§ What this task involves: Copy each entry below without any change.

§ Source information:

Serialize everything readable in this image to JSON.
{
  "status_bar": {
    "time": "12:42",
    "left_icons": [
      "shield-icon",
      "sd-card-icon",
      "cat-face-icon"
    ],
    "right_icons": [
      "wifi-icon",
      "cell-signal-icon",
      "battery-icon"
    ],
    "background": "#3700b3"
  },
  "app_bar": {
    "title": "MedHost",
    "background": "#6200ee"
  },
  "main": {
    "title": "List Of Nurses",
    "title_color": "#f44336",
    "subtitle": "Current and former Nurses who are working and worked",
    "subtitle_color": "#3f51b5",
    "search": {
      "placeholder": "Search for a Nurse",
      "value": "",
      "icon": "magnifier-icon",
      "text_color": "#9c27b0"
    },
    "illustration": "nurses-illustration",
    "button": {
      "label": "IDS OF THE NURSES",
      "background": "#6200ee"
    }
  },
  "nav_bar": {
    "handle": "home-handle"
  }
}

§ Answer to this problem:
Serialize everything readable in this image to JSON.
{
  "status_bar": {
    "time": "12:42",
    "left_icons": [
      "shield-icon",
      "sd-card-icon",
      "cat-face-icon"
    ],
    "right_icons": [
      "wifi-icon",
      "cell-signal-icon",
      "battery-icon"
    ],
    "background": "#3700b3"
  },
  "app_bar": {
    "title": "MedHost",
    "background": "#6200ee"
  },
  "main": {
    "title": "List Of Nurses",
    "title_color": "#f44336",
    "subtitle": "Current and former Nurses who are working and worked",
    "subtitle_color": "#3f51b5",
    "search": {
      "placeholder": "Search for a Nurse",
      "value": "",
      "icon": "magnifier-icon",
      "text_color": "#9c27b0"
    },
    "illustration": "nurses-illustration",
    "button": {
      "label": "IDS OF THE NURSES",
      "background": "#6200ee"
    }
  },
  "nav_bar": {
    "handle": "home-handle"
  }
}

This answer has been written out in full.